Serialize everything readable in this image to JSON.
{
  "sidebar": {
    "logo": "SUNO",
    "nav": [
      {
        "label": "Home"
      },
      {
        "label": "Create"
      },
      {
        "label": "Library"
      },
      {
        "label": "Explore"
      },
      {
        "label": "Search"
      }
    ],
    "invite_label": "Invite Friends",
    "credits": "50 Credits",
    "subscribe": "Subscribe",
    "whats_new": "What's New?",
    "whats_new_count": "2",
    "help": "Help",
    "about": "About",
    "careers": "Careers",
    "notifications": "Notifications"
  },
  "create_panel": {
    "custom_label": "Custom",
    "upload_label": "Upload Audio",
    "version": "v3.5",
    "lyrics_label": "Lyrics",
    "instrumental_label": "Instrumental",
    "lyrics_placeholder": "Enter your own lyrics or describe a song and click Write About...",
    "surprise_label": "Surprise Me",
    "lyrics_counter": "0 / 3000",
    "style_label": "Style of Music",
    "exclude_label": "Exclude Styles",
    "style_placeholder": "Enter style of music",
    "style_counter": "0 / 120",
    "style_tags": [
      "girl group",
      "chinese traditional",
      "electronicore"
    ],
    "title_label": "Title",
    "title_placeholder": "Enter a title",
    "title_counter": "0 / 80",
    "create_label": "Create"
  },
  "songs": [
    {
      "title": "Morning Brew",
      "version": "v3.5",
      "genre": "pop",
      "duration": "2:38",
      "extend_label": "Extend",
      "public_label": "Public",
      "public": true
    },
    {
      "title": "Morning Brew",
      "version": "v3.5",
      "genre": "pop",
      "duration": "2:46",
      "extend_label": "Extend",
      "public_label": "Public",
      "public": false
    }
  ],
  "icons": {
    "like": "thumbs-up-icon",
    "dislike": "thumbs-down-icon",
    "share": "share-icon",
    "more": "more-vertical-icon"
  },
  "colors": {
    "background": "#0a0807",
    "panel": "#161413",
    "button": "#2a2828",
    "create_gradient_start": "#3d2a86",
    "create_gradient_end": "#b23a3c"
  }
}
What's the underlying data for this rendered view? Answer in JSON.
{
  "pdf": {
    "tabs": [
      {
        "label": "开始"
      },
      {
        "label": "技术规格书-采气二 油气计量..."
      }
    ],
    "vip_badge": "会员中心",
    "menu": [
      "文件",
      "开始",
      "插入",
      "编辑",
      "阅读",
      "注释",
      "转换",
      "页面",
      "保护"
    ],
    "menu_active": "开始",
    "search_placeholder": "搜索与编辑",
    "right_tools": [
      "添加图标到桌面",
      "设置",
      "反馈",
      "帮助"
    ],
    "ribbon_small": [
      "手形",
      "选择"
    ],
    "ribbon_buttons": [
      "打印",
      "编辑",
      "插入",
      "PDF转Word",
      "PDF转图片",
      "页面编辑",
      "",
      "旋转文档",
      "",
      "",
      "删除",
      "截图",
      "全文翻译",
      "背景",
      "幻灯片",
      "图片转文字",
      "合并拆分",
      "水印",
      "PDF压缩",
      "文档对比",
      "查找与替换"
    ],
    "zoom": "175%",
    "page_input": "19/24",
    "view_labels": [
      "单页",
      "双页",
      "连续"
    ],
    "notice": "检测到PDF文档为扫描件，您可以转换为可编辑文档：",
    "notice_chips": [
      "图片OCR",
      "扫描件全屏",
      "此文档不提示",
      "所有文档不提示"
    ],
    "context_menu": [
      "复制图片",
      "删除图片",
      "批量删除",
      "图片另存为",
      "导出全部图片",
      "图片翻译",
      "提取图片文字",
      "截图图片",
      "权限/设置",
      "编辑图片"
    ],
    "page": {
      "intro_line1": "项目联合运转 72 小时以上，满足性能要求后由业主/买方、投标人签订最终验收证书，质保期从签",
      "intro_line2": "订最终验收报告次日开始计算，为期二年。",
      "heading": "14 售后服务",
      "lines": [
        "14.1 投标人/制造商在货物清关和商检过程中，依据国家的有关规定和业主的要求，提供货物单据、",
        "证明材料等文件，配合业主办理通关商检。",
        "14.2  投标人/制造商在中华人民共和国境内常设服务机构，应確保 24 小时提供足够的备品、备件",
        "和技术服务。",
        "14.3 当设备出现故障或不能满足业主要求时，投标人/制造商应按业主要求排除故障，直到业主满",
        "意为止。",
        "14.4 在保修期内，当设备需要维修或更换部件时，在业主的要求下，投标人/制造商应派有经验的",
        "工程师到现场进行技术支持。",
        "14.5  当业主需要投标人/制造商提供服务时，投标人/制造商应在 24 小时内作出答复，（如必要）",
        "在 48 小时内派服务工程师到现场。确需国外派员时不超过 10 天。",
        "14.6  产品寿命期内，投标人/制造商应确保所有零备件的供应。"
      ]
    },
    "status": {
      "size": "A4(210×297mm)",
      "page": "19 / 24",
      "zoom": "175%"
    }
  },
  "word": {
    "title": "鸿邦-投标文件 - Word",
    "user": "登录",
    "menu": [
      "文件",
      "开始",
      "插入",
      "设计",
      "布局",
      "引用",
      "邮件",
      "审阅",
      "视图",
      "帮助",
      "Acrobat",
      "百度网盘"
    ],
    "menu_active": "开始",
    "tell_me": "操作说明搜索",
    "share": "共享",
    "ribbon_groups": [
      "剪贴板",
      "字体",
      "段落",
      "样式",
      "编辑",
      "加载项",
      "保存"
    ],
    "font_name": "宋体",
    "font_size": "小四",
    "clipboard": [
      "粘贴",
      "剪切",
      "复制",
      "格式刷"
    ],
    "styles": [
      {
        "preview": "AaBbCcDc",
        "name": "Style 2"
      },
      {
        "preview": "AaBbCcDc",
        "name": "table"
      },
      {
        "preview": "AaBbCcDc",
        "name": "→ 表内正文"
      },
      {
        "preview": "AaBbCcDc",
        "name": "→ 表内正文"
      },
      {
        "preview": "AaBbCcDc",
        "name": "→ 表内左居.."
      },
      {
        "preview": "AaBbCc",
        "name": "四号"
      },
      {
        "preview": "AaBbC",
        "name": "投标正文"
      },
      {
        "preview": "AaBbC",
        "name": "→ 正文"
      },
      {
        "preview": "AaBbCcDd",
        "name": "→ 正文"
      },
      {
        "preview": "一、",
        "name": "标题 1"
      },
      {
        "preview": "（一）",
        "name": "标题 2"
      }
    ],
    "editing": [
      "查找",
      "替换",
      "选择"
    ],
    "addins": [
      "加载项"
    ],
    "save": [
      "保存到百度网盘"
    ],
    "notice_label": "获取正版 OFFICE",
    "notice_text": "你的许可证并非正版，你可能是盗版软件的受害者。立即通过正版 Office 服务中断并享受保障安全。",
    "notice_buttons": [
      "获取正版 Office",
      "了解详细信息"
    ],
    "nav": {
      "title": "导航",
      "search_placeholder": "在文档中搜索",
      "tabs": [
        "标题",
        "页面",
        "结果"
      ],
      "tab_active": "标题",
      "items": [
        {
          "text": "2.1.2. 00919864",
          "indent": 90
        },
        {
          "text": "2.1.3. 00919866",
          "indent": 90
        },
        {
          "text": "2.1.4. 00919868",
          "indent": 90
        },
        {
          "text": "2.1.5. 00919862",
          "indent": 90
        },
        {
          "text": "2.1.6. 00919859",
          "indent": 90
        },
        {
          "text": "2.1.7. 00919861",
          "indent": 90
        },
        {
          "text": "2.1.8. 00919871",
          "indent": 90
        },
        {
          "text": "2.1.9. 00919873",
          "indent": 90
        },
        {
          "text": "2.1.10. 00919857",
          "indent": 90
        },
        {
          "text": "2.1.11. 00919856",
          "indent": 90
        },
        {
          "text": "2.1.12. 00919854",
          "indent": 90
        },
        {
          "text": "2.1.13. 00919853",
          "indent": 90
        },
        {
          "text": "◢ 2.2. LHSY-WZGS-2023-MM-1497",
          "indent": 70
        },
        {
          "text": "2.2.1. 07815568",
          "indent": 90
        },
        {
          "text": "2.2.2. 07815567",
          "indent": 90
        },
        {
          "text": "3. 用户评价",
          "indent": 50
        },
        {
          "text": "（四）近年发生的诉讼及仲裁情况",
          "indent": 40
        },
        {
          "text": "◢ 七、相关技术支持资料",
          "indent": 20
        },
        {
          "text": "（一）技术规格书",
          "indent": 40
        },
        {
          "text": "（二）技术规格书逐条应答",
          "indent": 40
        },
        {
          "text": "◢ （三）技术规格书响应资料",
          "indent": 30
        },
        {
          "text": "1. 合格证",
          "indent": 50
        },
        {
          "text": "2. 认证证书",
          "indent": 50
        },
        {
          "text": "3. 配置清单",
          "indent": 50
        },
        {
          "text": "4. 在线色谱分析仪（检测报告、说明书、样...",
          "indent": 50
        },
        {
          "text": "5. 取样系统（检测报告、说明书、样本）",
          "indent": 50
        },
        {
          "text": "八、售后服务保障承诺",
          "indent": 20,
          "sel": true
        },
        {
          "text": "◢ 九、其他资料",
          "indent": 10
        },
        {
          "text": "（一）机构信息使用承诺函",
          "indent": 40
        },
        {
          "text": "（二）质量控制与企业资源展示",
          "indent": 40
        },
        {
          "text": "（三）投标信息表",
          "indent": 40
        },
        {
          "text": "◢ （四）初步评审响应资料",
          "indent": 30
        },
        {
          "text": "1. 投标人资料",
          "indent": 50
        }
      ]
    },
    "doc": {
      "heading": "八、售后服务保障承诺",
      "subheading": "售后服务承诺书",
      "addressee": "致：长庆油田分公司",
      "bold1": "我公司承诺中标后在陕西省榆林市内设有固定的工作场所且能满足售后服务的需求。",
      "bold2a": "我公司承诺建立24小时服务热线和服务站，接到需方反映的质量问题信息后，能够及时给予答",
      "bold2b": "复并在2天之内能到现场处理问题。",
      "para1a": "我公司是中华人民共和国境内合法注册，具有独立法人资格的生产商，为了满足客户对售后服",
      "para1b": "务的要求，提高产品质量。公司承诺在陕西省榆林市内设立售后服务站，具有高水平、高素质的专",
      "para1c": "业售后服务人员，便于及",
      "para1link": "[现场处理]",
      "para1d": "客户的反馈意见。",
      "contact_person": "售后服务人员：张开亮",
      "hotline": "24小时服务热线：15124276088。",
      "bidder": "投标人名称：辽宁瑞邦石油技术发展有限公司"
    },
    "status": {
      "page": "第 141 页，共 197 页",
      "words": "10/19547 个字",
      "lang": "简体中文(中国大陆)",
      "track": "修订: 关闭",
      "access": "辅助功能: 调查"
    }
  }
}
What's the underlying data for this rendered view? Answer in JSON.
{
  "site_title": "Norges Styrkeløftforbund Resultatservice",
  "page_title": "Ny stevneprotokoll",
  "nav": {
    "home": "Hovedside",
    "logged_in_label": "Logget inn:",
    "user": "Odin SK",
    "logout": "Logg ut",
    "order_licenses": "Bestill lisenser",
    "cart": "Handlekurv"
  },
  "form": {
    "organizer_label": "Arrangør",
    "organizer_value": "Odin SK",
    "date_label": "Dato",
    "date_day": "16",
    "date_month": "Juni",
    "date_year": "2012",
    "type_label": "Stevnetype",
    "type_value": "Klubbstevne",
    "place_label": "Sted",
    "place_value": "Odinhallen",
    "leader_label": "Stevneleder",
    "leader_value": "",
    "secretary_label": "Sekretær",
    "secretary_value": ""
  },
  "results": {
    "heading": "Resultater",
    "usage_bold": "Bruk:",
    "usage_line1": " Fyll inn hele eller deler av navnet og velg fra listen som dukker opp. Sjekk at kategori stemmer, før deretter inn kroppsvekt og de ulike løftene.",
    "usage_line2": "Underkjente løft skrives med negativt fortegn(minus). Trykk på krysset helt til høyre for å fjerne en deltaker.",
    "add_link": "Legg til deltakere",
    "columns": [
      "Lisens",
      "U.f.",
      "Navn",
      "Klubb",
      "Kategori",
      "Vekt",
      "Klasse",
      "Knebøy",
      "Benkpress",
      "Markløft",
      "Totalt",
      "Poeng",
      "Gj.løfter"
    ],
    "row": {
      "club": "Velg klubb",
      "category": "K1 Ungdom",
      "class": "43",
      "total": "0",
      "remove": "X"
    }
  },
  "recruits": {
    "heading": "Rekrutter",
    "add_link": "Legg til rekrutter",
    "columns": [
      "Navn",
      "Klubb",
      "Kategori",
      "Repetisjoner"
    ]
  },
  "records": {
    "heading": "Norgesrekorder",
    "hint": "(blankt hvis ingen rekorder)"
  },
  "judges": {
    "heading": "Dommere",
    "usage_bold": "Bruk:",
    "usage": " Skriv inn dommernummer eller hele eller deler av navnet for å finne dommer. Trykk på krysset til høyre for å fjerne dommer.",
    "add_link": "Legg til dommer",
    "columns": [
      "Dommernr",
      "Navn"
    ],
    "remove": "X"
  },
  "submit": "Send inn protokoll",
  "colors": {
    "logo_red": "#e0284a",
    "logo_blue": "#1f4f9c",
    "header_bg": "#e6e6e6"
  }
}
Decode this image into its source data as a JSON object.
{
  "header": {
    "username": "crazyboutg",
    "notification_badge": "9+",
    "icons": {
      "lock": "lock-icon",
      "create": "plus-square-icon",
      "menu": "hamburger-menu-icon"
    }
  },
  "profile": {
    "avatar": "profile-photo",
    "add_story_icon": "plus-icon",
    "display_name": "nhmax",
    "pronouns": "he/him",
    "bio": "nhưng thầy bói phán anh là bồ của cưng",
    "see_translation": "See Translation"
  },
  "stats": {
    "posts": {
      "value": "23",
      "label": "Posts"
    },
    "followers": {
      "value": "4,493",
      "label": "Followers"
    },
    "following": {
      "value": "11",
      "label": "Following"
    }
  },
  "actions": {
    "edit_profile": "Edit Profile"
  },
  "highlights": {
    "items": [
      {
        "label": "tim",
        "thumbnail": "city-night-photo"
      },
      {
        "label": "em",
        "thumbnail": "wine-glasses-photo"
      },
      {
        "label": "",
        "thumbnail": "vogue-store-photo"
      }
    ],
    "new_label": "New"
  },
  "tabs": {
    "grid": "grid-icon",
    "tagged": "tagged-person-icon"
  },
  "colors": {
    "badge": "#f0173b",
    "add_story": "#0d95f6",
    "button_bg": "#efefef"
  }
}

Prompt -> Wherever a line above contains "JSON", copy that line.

Exercise output ->
Serialize everything readable in this image to JSON.
What's the underlying data for this rendered view? Answer in JSON.
What's the underlying data for this rendered view? Answer in JSON.
Decode this image into its source data as a JSON object.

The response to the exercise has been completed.